- _Problem requirements_
Among the records, which lines include "canım"? List them.

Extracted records
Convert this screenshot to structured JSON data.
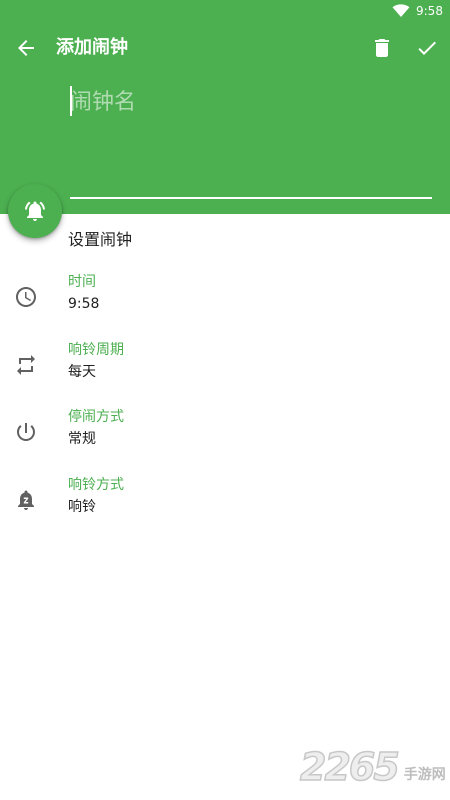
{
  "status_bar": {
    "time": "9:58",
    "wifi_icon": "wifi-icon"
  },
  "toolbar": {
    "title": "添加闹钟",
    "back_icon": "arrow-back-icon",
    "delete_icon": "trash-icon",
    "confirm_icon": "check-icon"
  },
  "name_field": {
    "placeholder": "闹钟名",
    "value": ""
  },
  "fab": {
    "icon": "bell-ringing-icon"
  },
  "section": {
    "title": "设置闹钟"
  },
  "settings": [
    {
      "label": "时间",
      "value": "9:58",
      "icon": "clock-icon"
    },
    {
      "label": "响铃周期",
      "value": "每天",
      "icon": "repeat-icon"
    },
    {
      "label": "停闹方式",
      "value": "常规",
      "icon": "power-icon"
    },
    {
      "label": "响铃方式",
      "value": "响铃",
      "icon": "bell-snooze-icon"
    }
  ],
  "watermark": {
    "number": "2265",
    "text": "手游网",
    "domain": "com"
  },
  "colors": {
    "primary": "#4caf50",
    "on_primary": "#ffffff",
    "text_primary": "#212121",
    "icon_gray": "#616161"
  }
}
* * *
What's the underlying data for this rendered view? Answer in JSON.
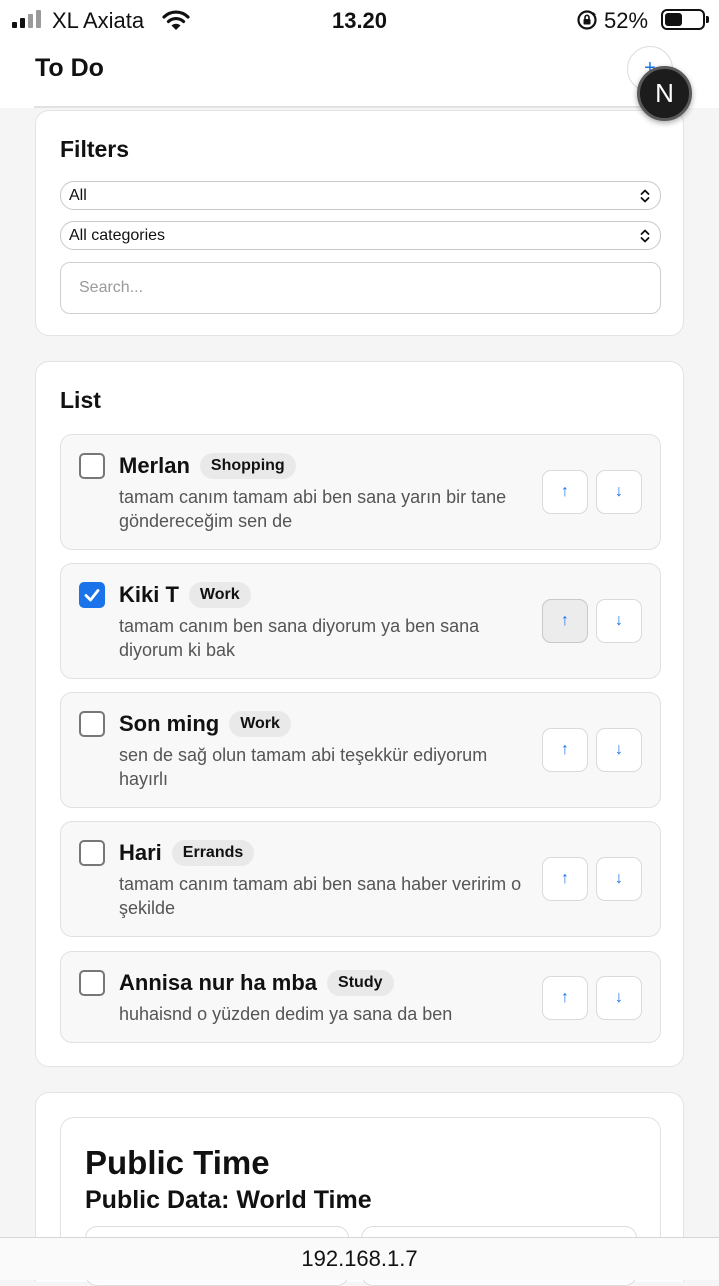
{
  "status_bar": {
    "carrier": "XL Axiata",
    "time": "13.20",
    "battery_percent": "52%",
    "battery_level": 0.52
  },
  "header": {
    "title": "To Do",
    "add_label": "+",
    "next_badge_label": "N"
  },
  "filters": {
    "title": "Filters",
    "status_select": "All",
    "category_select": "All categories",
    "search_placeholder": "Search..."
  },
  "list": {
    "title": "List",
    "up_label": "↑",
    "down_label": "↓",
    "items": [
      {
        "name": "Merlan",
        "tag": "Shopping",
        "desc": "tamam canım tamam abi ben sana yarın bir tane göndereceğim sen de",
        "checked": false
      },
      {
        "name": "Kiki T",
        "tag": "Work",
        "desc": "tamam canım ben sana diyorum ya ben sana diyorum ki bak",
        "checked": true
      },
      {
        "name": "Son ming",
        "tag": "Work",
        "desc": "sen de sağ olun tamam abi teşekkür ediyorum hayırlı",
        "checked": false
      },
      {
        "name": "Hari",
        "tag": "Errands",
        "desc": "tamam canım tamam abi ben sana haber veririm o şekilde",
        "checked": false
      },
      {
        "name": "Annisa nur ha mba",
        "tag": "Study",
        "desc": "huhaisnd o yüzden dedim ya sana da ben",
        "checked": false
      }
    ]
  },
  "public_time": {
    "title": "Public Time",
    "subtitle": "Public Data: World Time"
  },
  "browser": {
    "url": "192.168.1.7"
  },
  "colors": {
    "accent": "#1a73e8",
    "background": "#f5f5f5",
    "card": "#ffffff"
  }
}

- _Result_
        "desc": "tamam canım tamam abi ben sana yarın bir tane göndereceğim sen de",
        "desc": "tamam canım ben sana diyorum ya ben sana diyorum ki bak",
        "desc": "tamam canım tamam abi ben sana haber veririm o şekilde",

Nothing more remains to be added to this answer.